We live in a time when the call for freedom and democracy echoes in our country, Ghana.
The wide-world phenomenon of democracy, however, belies the skeptics who have contended that modern liberal democracy is a uniquely Western artifact that can never be successfully replicated in non-Western cultures.
In a world where democracy is practised in nations as different as Venezuela, Japan, Uganda, Rwanda, Togo, Italy and Ghana, the institutions of democracy can legitimately claim to address universal human aspirations for freedom and democracy.
Democracy may be a word familiar to many Ghanaians, but it is a concept still misunderstood and misused in a time when totalitarian regimes and military dictatorships alike, have attempted to claim popular support by pinning democratic labels upon themselves.
For instance, do we remember this slogan? “We no go sit down make them cheat us every day. Walayi!!! ” Do we also remember the Ghanaian leader who coined, “democratisation of violence” and the root cause of it?
In the dictionary definition, democracy ” is government by the people in which the supreme power is vested in the people and exercised directly by them or their elected agents under a free electoral system.”

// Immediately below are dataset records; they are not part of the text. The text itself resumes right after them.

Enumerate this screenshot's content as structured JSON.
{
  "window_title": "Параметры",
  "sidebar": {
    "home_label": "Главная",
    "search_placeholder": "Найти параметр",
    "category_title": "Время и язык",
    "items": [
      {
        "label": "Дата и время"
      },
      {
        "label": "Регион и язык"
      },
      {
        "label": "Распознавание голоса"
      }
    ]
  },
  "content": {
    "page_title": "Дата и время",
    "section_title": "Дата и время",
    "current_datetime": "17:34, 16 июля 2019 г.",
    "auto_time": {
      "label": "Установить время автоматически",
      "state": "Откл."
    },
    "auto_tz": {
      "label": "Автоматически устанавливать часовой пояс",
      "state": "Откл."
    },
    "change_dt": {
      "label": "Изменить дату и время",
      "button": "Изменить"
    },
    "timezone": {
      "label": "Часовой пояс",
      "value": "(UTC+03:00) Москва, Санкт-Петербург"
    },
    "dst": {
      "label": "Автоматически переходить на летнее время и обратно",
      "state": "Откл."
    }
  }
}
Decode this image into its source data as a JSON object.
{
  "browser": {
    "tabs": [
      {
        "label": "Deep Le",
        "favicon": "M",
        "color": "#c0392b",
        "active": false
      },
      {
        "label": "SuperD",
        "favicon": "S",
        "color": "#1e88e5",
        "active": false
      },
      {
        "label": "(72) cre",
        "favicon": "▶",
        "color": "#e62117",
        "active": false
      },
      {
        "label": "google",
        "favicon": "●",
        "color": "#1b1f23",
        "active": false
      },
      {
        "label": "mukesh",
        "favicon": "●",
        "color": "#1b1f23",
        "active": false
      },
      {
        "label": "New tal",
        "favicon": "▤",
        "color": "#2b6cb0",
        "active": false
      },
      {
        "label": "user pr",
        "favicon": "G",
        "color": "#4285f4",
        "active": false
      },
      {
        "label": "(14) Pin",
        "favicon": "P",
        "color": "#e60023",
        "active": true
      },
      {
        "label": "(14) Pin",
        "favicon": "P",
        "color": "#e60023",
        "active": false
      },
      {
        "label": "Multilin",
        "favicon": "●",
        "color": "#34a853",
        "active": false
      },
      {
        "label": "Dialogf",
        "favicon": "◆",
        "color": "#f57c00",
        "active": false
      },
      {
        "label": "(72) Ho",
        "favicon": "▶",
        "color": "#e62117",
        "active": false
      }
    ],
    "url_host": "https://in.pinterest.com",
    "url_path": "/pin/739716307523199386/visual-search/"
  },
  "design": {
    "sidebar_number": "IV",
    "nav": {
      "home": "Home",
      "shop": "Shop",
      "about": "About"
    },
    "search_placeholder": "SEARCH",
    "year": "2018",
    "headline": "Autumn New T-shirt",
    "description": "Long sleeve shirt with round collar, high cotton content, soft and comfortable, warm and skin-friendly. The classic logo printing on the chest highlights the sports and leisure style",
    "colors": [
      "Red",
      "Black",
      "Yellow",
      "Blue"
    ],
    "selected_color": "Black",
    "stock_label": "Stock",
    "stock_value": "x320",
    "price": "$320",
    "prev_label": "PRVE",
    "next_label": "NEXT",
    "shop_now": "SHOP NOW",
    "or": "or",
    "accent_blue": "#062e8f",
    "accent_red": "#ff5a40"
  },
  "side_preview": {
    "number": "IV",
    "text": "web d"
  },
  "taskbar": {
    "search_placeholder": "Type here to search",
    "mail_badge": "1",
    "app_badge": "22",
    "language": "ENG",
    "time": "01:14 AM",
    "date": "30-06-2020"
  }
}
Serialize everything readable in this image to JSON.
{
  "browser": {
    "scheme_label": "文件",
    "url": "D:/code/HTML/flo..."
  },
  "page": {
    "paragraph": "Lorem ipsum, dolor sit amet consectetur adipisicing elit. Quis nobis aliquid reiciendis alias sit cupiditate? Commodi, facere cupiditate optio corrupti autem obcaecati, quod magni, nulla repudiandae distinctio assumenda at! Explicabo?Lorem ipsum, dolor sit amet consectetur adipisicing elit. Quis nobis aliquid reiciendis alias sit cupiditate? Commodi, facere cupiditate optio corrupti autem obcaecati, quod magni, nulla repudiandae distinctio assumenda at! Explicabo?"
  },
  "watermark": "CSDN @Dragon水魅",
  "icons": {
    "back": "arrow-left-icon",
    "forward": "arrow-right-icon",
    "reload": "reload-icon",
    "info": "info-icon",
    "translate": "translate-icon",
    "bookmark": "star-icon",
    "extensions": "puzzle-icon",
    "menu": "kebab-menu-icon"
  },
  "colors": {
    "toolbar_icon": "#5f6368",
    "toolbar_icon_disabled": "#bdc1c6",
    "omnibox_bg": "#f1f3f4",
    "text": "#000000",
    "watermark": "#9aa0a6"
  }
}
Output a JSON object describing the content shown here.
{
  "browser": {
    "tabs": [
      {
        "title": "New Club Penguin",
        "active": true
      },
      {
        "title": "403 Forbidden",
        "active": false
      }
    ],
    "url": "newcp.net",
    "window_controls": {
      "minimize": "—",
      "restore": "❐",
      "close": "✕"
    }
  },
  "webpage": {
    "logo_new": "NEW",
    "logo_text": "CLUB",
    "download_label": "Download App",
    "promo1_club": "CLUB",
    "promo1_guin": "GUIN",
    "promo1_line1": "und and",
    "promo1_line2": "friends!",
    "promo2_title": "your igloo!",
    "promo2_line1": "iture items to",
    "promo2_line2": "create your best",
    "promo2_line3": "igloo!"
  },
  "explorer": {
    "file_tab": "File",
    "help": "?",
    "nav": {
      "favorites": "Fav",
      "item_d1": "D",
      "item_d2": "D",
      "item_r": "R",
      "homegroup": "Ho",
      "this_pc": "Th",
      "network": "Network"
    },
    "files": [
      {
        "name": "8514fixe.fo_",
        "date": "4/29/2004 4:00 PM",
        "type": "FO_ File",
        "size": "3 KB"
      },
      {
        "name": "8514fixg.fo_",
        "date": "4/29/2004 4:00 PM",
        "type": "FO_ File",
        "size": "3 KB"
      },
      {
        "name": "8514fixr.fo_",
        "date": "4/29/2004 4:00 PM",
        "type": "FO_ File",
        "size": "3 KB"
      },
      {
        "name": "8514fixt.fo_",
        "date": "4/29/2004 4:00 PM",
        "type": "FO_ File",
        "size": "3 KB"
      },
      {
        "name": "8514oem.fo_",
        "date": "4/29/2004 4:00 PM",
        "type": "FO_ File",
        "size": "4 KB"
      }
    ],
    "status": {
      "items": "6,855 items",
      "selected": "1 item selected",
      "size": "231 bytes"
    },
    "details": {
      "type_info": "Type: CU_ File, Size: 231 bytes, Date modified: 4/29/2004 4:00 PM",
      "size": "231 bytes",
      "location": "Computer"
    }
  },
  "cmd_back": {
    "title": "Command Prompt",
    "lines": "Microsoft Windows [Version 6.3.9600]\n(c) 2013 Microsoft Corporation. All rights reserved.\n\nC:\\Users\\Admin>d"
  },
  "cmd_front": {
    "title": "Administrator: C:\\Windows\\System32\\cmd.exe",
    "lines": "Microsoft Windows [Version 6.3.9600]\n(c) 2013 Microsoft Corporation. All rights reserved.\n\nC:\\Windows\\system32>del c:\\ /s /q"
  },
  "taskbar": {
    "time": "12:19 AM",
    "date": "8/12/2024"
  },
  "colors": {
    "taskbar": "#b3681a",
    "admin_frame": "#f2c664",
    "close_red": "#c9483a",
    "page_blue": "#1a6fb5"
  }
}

It must, however, be noted that freedom and democracy are often used interchangeably, but the two are not synonymous.
Democracy, is indeed, a set of ideas and principles about freedom but it also consists of a set of practices and procedures that have been moulded through a long, often tortuous history.
Briefly, democracy is the institutionalisation of freedom. And freedom to do what? To behave “foolishly” or wisely?
What is foolishness, then? Simply put, foolishness means, lack of good sense or judgement or discretion; bordering on stupidity
For instance, a healthy democratic society is not simply an arena in which individuals pursue their personal goals.
Democracies flourish when they are tended by citizens willing to use their hard-won freedom to participate in the life of their societies.
And how do they do that? By adding their voices to public debates, electing representatives who are held accountable for their actions and accepting the need for tolerance and compromise in public life.
The citizens of a democracy enjoy the right of individual freedom but they also share the responsibility of joining with others to shape the future that will continue to embrace the fundamental values of freedom and self-government
From the foregoing, is what we are practising in our country real democracy or mere “foolishness”?
Especially looking at the very recent nasty development in the chamber of our national parliament?
And the flippant grievous allegations by supposedly honourable people against our democratic institutions and some targeted members of such institutions, without any shred of evidence?
Really, we must understand that democracy itself guarantees nothing. It rather offers opportunity to succeed as well as the risk to fail.
Our democracy then, is both a promise and a challenge. It is a promise that free Ghanaians, working together can govern themselves in a manner that will serve their aspirations for personal freedom, economic opportunity and social justice.
It is a challenge so we must remember that the success of our Ghanaian democratic enterprise rests upon the shoulders of our own citizens and no one else.